*** Opening of DATA SHOWN ***
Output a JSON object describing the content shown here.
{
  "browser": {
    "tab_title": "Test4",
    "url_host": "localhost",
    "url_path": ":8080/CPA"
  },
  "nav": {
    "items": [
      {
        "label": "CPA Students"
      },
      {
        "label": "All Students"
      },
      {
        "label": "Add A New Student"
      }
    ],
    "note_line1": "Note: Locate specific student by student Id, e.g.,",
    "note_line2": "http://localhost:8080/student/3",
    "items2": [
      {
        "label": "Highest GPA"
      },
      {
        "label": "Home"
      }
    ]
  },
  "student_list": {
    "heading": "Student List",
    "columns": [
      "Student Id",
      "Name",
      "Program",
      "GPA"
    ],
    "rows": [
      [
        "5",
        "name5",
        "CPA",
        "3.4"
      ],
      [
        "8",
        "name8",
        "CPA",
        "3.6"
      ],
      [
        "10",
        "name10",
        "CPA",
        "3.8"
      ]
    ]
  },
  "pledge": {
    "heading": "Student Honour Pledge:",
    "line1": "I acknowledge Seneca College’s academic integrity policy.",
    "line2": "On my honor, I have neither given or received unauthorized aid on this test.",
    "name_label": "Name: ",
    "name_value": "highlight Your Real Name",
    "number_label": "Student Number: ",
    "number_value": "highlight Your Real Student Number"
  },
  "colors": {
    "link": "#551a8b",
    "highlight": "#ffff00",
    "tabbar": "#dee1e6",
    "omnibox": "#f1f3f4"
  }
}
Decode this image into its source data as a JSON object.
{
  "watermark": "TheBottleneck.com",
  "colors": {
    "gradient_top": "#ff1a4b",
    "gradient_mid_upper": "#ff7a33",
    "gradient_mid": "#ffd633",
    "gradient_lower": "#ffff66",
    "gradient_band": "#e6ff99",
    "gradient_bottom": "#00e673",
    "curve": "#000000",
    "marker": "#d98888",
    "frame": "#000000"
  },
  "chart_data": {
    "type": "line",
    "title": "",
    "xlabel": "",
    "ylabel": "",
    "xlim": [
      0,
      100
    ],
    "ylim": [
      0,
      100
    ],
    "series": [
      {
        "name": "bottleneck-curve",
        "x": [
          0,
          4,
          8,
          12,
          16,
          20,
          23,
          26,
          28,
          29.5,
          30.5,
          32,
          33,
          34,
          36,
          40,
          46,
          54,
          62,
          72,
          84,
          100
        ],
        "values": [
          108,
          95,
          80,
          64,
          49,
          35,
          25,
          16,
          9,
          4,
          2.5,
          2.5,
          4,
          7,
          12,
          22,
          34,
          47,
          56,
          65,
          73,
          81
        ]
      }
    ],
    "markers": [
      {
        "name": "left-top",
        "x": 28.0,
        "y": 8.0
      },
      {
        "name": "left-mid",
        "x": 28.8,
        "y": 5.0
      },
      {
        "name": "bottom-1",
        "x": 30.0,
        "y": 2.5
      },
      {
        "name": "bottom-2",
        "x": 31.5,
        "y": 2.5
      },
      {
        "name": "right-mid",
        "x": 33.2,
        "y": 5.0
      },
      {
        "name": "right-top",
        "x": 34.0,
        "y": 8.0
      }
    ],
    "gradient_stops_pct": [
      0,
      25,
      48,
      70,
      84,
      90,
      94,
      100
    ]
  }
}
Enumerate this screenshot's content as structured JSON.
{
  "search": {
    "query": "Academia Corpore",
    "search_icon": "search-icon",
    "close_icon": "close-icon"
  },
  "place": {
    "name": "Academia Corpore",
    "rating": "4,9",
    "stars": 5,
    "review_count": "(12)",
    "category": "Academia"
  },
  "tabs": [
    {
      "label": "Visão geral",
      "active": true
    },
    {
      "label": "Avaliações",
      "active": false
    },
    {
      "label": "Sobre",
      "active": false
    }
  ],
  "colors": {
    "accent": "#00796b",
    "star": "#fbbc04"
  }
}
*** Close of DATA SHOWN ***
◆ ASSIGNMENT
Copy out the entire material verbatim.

◆ EXERCISE OUTPUT
Output a JSON object describing the content shown here.
{
  "browser": {
    "tab_title": "Test4",
    "url_host": "localhost",
    "url_path": ":8080/CPA"
  },
  "nav": {
    "items": [
      {
        "label": "CPA Students"
      },
      {
        "label": "All Students"
      },
      {
        "label": "Add A New Student"
      }
    ],
    "note_line1": "Note: Locate specific student by student Id, e.g.,",
    "note_line2": "http://localhost:8080/student/3",
    "items2": [
      {
        "label": "Highest GPA"
      },
      {
        "label": "Home"
      }
    ]
  },
  "student_list": {
    "heading": "Student List",
    "columns": [
      "Student Id",
      "Name",
      "Program",
      "GPA"
    ],
    "rows": [
      [
        "5",
        "name5",
        "CPA",
        "3.4"
      ],
      [
        "8",
        "name8",
        "CPA",
        "3.6"
      ],
      [
        "10",
        "name10",
        "CPA",
        "3.8"
      ]
    ]
  },
  "pledge": {
    "heading": "Student Honour Pledge:",
    "line1": "I acknowledge Seneca College’s academic integrity policy.",
    "line2": "On my honor, I have neither given or received unauthorized aid on this test.",
    "name_label": "Name: ",
    "name_value": "highlight Your Real Name",
    "number_label": "Student Number: ",
    "number_value": "highlight Your Real Student Number"
  },
  "colors": {
    "link": "#551a8b",
    "highlight": "#ffff00",
    "tabbar": "#dee1e6",
    "omnibox": "#f1f3f4"
  }
}
Decode this image into its source data as a JSON object.
{
  "watermark": "TheBottleneck.com",
  "colors": {
    "gradient_top": "#ff1a4b",
    "gradient_mid_upper": "#ff7a33",
    "gradient_mid": "#ffd633",
    "gradient_lower": "#ffff66",
    "gradient_band": "#e6ff99",
    "gradient_bottom": "#00e673",
    "curve": "#000000",
    "marker": "#d98888",
    "frame": "#000000"
  },
  "chart_data": {
    "type": "line",
    "title": "",
    "xlabel": "",
    "ylabel": "",
    "xlim": [
      0,
      100
    ],
    "ylim": [
      0,
      100
    ],
    "series": [
      {
        "name": "bottleneck-curve",
        "x": [
          0,
          4,
          8,
          12,
          16,
          20,
          23,
          26,
          28,
          29.5,
          30.5,
          32,
          33,
          34,
          36,
          40,
          46,
          54,
          62,
          72,
          84,
          100
        ],
        "values": [
          108,
          95,
          80,
          64,
          49,
          35,
          25,
          16,
          9,
          4,
          2.5,
          2.5,
          4,
          7,
          12,
          22,
          34,
          47,
          56,
          65,
          73,
          81
        ]
      }
    ],
    "markers": [
      {
        "name": "left-top",
        "x": 28.0,
        "y": 8.0
      },
      {
        "name": "left-mid",
        "x": 28.8,
        "y": 5.0
      },
      {
        "name": "bottom-1",
        "x": 30.0,
        "y": 2.5
      },
      {
        "name": "bottom-2",
        "x": 31.5,
        "y": 2.5
      },
      {
        "name": "right-mid",
        "x": 33.2,
        "y": 5.0
      },
      {
        "name": "right-top",
        "x": 34.0,
        "y": 8.0
      }
    ],
    "gradient_stops_pct": [
      0,
      25,
      48,
      70,
      84,
      90,
      94,
      100
    ]
  }
}
Enumerate this screenshot's content as structured JSON.
{
  "search": {
    "query": "Academia Corpore",
    "search_icon": "search-icon",
    "close_icon": "close-icon"
  },
  "place": {
    "name": "Academia Corpore",
    "rating": "4,9",
    "stars": 5,
    "review_count": "(12)",
    "category": "Academia"
  },
  "tabs": [
    {
      "label": "Visão geral",
      "active": true
    },
    {
      "label": "Avaliações",
      "active": false
    },
    {
      "label": "Sobre",
      "active": false
    }
  ],
  "colors": {
    "accent": "#00796b",
    "star": "#fbbc04"
  }
}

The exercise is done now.